Arsenal has been mentioned as a possibility, but reading up on that, it appears to operate much like Roundup and pretty much kills off everything and is really more of a forestry agent. I’ve reached out to my local pasture management pro and he is looking into it as well. He didn’t like the nuclear option of Roundup either.

And then there is this: Weed Killer found in the Majority of People’s Urine - From WebMD

There are other polled minis, but the mini craze means that there are some undesirable traits and conformations as a result of selection for size rather than quality. Highlands have some of the most bizarre breeders and their prices are insane. How big is your land? Maybe it would be better to get just a few regular sized polled cattle.

If you go mini, it can be complicated. The market is unstable, which makes them hard to sell and worse if you have to take them to auction (which is based on weight rather than cuteness). Also, some butchers don’t have proper facilities to handle mini steers, which can make the slaughter process harder on the animals.

If you want pets, look for nicely tempered, standard sized, polled animals.

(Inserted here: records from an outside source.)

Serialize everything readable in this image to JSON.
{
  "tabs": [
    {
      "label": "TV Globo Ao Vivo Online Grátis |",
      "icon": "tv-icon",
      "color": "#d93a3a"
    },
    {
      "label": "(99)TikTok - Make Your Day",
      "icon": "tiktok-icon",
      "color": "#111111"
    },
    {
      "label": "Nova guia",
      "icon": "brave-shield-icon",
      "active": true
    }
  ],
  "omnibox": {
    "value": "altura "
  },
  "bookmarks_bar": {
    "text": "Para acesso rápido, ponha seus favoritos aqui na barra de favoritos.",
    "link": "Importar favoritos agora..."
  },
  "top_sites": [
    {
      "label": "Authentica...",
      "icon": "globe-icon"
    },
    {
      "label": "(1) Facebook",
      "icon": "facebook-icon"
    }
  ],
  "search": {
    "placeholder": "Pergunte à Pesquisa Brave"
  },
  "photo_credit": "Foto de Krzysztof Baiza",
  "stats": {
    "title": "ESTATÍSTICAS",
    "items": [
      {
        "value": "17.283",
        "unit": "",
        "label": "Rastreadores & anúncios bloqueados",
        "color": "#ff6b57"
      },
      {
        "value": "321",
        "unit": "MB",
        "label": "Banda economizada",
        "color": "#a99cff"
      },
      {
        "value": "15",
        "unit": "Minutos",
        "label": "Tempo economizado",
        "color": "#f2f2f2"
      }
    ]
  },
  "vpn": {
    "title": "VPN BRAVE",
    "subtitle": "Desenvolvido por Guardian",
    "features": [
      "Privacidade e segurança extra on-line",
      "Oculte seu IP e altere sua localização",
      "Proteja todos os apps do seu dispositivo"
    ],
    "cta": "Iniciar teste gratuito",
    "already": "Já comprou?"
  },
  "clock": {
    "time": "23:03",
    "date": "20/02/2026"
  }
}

Angus tend to be spookier, but Herefords have a nice reputation. Visit breeders. Some have range cattle, but purebred breeders might have some stock that was handled more extensively (think 4H heifers). You’d make some kid’s day buying an animal so they get their scholarship money and the heifer gets an easy life.

If you don’t want collateral damage, use the glove in glove method or get killzall and a foaming applicator. Getting a whole new animal species that may ultimately choose not to eat this stuff seems pretty work intensive and iffy.

Let’s not fool ourselves into thinking quinclorac, triclopyr, dicamba, 2-4d or any of the “other” herbicides are even slightly less dangerous than glyphosate. Monsanto became public enemy number 1 for a variety of reasons, and their round up ready GMOs with them. Drive past a golf course even once and you’ve inhaled more commercial turf management chemicals than you can shake a stick at.

If your poison of choice is the additional workload and cost of more animals that might not graze this stuff fine. But chemicals are not villainous if used responsibly. I don’t know why you’re asking here if you have a pasture management guy anyways. I’m sure he’s told you that once aggressive rhizomatic grasses get established, everything you do to them that isn’t designed to kill them actually make them spread faster.